We’ve all heard that stress kills. And unfortunately, there’s a lot of truth in it.
In fact, stress has been linked to problems in both mental and physical health. And studies show that when you’re anxious, your heart rate and blood pressure not only go up, but the function of your arteries is also temporarily impaired.
Even worse, just a single episode of stress has been shown to raise your risk of acute cardiovascular events like heart attack and stroke – a phenomenon researchers believe is due to the negative effects anxiety has on your blood vessels.
So, what can you do other than try to Zen out, take up meditation, or worse, take side-effect-causing mediations?
According to a new study, the answer could be found at the bottom of a cup of cocoa.
Powering the function of your endothelium
You see, your heart and blood vessels are lined in a tissue known as your endothelium. It’s a thin membrane of cells that when functioning efficiently helps to reduce your risk of everything from peripheral vascular disease, stroke, and heart disease, to diabetes, kidney failure, and even tumor growth.
But when you’re under stress, that function isn’t efficient. It’s impaired.
And it shows up in your blood flow immediately and the impairment lasts even after that stress is over.
Studies have even shown that people at risk for cardiovascular disease show poorer vascular responses to acute stress.
And all of that got a UK research team from the University of Birmingham wondering…
Could we stop the negative effects of stress on the blood vessels (and the heart disease or stroke it causes) by supporting those endothelial cells at the time of the stress?
Going flavonol-rich for better blood vessel health
So they turned to cocoa in order to leverage the rich levels of flavonols it can deliver.
If you haven’t heard of them before, flavanols are a group of molecules found in fruit and vegetables that have been shown to have incredible health potential due to their antioxidant and anti-inflammatory capabilities.
They’re being studied for their use in cancer prevention, pain management, and more.
And the UK team believed they just might have what it takes to ward off stress-induced cardiovascular events as well.
The team studied a group of healthy men who drank a high-flavanol cocoa beverage 90 minutes before completing an eight-minute mental stress task and compared them to a group who drank a non-flavanol enriched drink.
They measured forearm blood flow and cardiovascular activity at rest and during stress. They also followed up on each participant’s blood vessel function up to 90 min post-stress.
And it was cocoa for the win!
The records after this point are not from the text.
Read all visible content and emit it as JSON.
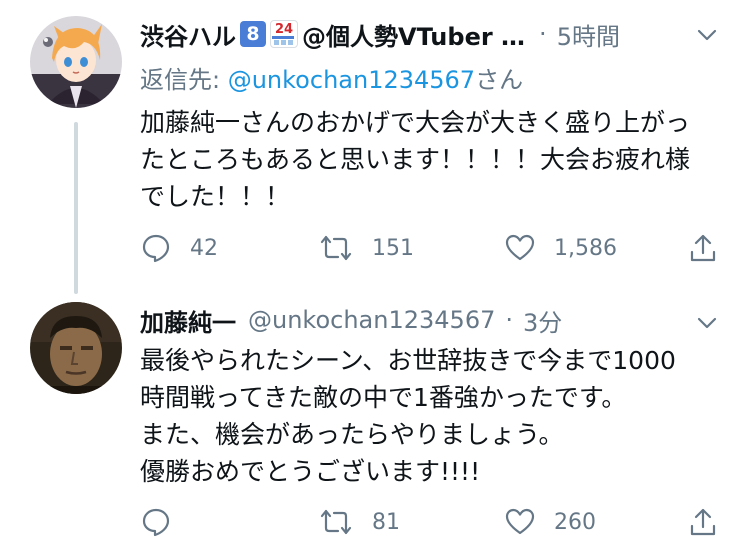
{
  "tweet1": {
    "display_name": "渋谷ハル",
    "badge_number": "8",
    "badge_store_text": "24",
    "handle_suffix": "@個人勢VTuber …",
    "dot": "·",
    "time": "5時間",
    "reply_to_label": "返信先: ",
    "reply_to_handle": "@unkochan1234567",
    "reply_to_suffix": "さん",
    "text_lines": [
      "加藤純一さんのおかげで大会が大きく盛り上がっ",
      "たところもあると思います！！！！大会お疲れ様",
      "でした！！！"
    ],
    "reply_count": "42",
    "retweet_count": "151",
    "like_count": "1,586"
  },
  "tweet2": {
    "display_name": "加藤純一",
    "handle": "@unkochan1234567",
    "dot": "·",
    "time": "3分",
    "text_lines": [
      "最後やられたシーン、お世辞抜きで今まで1000",
      "時間戦ってきた敵の中で1番強かったです。",
      "また、機会があったらやりましょう。",
      "優勝おめでとうございます!!!!"
    ],
    "reply_count": "",
    "retweet_count": "81",
    "like_count": "260"
  },
  "colors": {
    "text": "#0f1419",
    "secondary": "#657786",
    "link": "#1b95e0",
    "thread_line": "#cfd9de",
    "badge_blue": "#4a7dd6"
  }
}
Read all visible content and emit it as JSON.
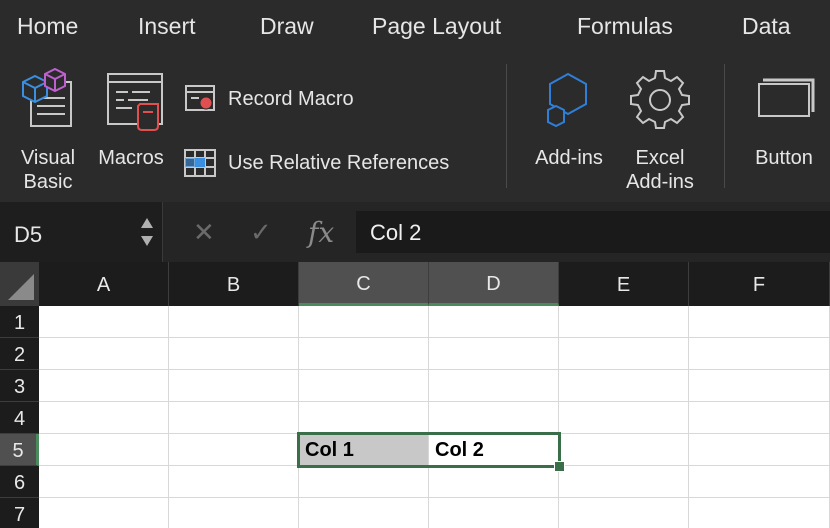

In fact, the researchers found that for the group that drank cocoa when they were stressed out, their blood vessels were able to function significantly better and blood flow was improved.
When asked about the results, lead author, Dr. Catarina Rendeiro, of the University of Birmingham’s School of Sport, Exercise and Rehabilitation Sciences, said, “We found that drinking flavanol-rich cocoa can be an effective dietary strategy to reduce temporary impairments in endothelial function following mental stress and also improve blood flow during stressful episodes. This has important implications for measures to protect the blood vessels of those individuals who are more vulnerable to the effects of mental stress.”
A previous review of health research on cocoa consumption and heart health also showed that cocoa has a positive effect on several biomarkers used to gauge heart health.
So whether you feel stressed from time to time, or it’s an everyday thing, it might be time to add a little more flavonol power to your life with cocoa.
The key to getting the proper amount of flavonols is to choose an unprocessed cocoa powder or go for other flavonoid-rich options like blackberries, apples, black grapes, cherries and green tea.
Editor’s note: There are numerous safe and natural ways to decrease your risk of blood clots including the 25-cent vitamin, the nutrient that acts as a natural blood thinner and the powerful herb that helps clear plaque. To discover these and more, click here for Hushed Up Natural Heart Cures and Common Misconceptions of Popular Heart Treatments!
Top Foods High in Flavonoids — WebMD